--- Dataset records ---

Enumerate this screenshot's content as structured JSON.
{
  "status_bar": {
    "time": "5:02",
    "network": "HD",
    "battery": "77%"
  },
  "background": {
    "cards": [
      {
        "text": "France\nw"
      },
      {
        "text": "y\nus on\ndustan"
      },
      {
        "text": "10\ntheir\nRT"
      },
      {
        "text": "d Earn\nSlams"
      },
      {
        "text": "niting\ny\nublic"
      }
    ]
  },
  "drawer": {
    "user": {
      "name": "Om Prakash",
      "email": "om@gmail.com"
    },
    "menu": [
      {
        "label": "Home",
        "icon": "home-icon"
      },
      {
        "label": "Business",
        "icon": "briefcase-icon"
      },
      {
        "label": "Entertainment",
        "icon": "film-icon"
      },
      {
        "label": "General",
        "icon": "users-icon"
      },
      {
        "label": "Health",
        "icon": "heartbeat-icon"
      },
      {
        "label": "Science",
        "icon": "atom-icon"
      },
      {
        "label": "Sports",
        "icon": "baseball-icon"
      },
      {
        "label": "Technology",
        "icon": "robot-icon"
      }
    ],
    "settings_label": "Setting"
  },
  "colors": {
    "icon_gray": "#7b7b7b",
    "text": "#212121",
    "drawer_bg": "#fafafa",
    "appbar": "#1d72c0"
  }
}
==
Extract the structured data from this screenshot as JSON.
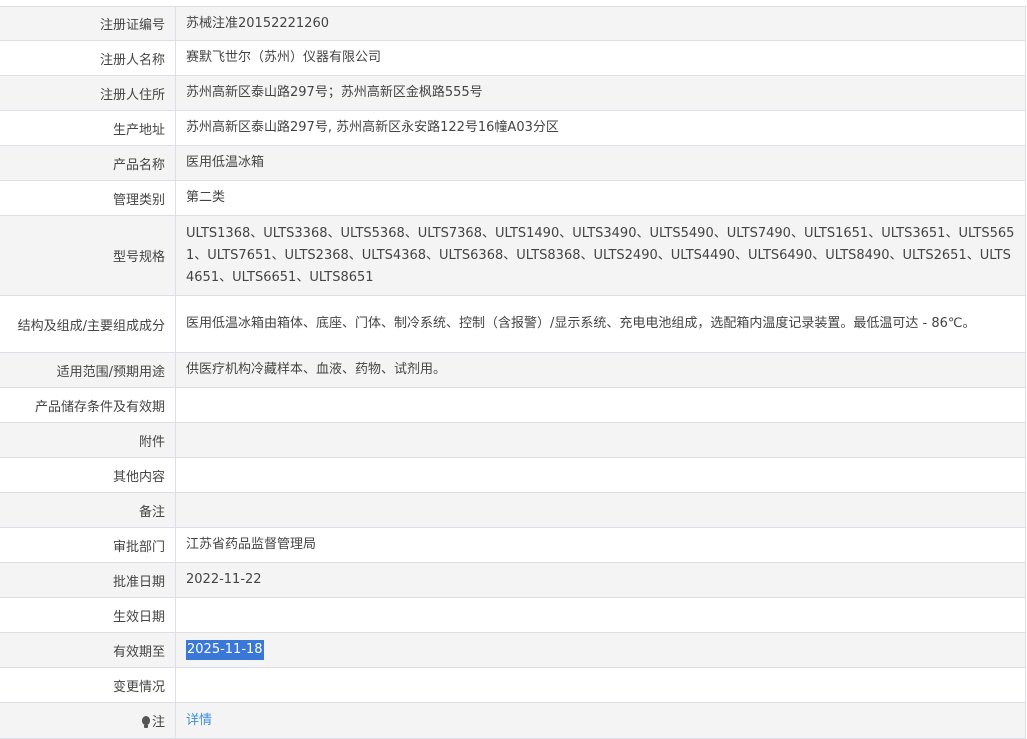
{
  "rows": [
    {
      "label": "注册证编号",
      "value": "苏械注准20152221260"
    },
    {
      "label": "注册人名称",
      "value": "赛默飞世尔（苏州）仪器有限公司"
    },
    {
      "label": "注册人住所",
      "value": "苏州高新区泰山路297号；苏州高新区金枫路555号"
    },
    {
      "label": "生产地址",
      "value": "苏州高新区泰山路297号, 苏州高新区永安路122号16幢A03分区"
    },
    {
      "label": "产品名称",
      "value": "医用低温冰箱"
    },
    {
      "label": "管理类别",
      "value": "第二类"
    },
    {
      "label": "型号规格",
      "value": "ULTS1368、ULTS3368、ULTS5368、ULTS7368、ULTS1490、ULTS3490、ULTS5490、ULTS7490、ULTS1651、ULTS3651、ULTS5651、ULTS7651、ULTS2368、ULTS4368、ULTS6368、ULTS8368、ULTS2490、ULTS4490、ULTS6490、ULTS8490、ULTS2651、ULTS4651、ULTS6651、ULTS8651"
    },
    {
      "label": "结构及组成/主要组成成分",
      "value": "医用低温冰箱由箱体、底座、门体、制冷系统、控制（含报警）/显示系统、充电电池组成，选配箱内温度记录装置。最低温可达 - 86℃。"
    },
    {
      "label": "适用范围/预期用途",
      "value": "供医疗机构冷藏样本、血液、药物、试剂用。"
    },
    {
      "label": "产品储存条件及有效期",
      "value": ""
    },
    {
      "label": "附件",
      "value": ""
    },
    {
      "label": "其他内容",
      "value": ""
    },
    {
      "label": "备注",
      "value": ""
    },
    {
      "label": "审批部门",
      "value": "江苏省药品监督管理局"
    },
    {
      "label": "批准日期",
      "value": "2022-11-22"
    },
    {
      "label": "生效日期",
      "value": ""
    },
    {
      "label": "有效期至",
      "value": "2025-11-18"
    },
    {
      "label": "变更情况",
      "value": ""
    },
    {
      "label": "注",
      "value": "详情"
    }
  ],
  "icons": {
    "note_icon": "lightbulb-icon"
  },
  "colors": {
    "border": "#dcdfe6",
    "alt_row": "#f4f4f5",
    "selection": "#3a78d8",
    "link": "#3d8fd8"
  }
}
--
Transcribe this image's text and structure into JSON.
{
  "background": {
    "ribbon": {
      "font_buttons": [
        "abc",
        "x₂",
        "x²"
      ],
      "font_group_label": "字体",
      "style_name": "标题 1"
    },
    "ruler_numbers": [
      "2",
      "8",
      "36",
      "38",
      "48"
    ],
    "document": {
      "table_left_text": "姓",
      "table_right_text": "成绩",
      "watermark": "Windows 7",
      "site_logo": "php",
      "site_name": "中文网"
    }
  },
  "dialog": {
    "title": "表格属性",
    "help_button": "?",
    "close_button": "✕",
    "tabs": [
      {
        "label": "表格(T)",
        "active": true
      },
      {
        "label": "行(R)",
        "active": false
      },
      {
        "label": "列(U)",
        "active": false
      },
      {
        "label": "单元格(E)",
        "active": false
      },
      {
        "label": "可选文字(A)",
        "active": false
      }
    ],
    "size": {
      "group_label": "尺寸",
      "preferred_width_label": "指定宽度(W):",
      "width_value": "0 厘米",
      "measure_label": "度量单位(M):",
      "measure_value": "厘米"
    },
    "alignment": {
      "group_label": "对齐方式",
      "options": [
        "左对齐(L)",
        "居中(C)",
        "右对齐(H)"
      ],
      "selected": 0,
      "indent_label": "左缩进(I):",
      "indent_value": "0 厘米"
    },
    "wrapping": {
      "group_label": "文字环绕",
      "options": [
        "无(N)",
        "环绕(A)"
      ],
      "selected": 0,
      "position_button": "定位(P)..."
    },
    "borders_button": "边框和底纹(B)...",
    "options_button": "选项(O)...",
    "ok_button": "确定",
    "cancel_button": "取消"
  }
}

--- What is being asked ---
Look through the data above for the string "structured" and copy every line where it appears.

--- Answer to the exercise ---
Enumerate this screenshot's content as structured JSON.
Extract the structured data from this screenshot as JSON.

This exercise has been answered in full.